News leaks suggest the Italian grand tour will focus on showcasing the country's high mountain passes in the north.

FLORENCE, Italy (VN) — The 2019 Giro d’Italia, the route that will be presented at the end of this month, will start in Bologna and is due to mix new climbs with iconic ones and plenty of time trialing before ending in Verona.

Organizer RCS Sport keeps the details secret at its Milan headquarters, but local press in contact with city officials have leaked much of the 2019 route early. Chris Froome (Sky), the 2018 winner, or even 2017 champion Tom Dumoulin (Sunweb) should smile with the amount of climbing and time trial miles RCS Sport should include.

Over a week ago, RCS Sport announced Bologna and Emilia Romagna would play a key role in the 2019 edition. Bologna will see off the first stage, a short uphill time trial to the San Luca Sanctuary that hosts the final of the Giro dell’Emilia one-day race.

The region also hosts the start of stage 9, a 34.7km time trial into the Republic of San Marino that celebrates the Sangiovese vineyards nearby. Modena — the home of Ferrari — hosts a flat stage finish the following day on stage 10.

Several local newspapers named Verona’s arena as the host of 2019 editions’s gran finale. It’s likely the home of Romeo and Juliet will host the third time trial of the race, around 15km over the Circuito delle Torricelle to the Arena’s front door.

The tifosi will scan the route quickly when RCS Sport releases it in search of the high mountain peaks. Those are in the north, and this is a Giro that will celebrate the famous boot’s upper section.

The race starts in Bologna and ends nearby in Verona and goes no further south than Naples, according to reports. That leaves more time to explore the mountain passes that the Giro is known for.

In the second week, a classic stage from Cuneo to Pinerolo in Piedmont is planned. It could include around 5,000 meters of climbing. On a similar stage in 1949, Italian hero Fausto Coppi rode clear to a stage victory and gained enough time for the overall.
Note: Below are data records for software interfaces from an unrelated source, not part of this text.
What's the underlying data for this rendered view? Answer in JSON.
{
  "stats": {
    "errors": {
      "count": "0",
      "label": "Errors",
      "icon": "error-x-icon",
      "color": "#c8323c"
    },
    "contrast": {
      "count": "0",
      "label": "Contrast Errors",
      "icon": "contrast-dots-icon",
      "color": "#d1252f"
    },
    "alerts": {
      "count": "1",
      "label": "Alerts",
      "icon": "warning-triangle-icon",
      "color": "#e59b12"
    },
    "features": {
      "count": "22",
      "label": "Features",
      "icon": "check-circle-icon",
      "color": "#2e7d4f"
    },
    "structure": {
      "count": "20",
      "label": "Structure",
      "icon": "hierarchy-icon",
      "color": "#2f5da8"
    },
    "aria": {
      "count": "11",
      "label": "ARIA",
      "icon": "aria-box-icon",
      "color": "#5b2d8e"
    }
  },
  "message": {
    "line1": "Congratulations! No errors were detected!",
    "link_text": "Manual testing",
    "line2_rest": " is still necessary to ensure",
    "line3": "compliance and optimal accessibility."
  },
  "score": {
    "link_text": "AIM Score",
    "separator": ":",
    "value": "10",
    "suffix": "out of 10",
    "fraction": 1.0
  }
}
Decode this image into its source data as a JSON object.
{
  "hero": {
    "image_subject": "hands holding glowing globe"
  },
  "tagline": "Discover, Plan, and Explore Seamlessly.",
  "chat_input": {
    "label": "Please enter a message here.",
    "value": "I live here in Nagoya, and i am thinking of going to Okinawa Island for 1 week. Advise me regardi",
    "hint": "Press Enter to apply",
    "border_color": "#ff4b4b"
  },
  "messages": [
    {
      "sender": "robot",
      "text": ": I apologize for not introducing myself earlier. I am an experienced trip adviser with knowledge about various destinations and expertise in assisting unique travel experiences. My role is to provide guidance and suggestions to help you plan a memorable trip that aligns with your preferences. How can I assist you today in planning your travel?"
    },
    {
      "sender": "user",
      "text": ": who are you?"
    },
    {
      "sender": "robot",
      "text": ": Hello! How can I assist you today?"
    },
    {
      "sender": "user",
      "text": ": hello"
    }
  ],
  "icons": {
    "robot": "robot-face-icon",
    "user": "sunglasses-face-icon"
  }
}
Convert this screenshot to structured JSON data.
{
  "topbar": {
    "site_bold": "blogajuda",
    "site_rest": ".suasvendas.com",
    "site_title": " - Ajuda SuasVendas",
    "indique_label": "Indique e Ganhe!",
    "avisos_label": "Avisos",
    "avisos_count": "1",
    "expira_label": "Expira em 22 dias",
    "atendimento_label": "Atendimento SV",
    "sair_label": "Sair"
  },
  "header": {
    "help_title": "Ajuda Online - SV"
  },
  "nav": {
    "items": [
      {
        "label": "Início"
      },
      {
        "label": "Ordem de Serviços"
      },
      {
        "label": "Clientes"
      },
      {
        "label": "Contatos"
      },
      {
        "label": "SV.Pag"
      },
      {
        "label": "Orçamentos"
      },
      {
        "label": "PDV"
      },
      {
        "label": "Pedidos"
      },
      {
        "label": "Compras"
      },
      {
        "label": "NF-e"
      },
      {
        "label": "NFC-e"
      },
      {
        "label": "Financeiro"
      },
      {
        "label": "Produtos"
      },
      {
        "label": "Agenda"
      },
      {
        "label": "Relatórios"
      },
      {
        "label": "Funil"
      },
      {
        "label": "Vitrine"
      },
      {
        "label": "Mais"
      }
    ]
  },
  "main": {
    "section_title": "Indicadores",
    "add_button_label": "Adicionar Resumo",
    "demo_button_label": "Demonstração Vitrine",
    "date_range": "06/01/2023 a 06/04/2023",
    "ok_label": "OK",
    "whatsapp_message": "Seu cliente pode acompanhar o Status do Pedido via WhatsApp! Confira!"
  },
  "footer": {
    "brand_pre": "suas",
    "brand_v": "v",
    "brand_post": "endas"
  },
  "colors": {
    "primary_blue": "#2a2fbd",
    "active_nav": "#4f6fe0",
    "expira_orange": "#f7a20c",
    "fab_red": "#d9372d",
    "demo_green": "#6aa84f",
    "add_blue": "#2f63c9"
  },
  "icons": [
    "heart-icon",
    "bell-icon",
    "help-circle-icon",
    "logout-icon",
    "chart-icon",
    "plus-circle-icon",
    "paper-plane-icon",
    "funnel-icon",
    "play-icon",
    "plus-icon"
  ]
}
The following day, 100 years after his birth, the Giro should finish outside the Coppi museum in Novi Ligure — the Museo dei Campionissimi.

On the third weekend, the Giro could again climb over 4,000 meters to Courmayeur in the Aosta Valley. The 14th stage would climb the Colle San Carlo beforehand and finish in front of the Courmayeur Skyway. That Sunday, it would celebrate its Il Lombardia monument with a stage to Como that takes in many of the one-day classic’s climbs — not high-altitude, but demanding ones that could trap several contenders.

The final week’s run to Verona includes a classic over the Mortirolo and Gavia pass, where American Andy Hampsten defended an eventual Giro victory in 1988. A short and punchy mountain stage of around 100km is also on the books. Fans and organizers have grown fond of those types of stages in recent years.

And the final punch? Leaked this week, it appears the organizer planned a stage over the Cima Campo, Manghen, and Rolle passes ahead of the beautiful Croce d’Aune climb. On this climb in 1927, Tullio Campagnolo realized the need to change gears easily and began planning designs for the eventual rear derailleur that would revolutionize cycling.

This Dolomite stage would be stage 20 and, according to a report in Tutto Bici, could use the gravel roads at the top to host the final pink jersey fight. Such an inclusion would be applauded a year after Froome’s solo ride over the gravel Finestre climb.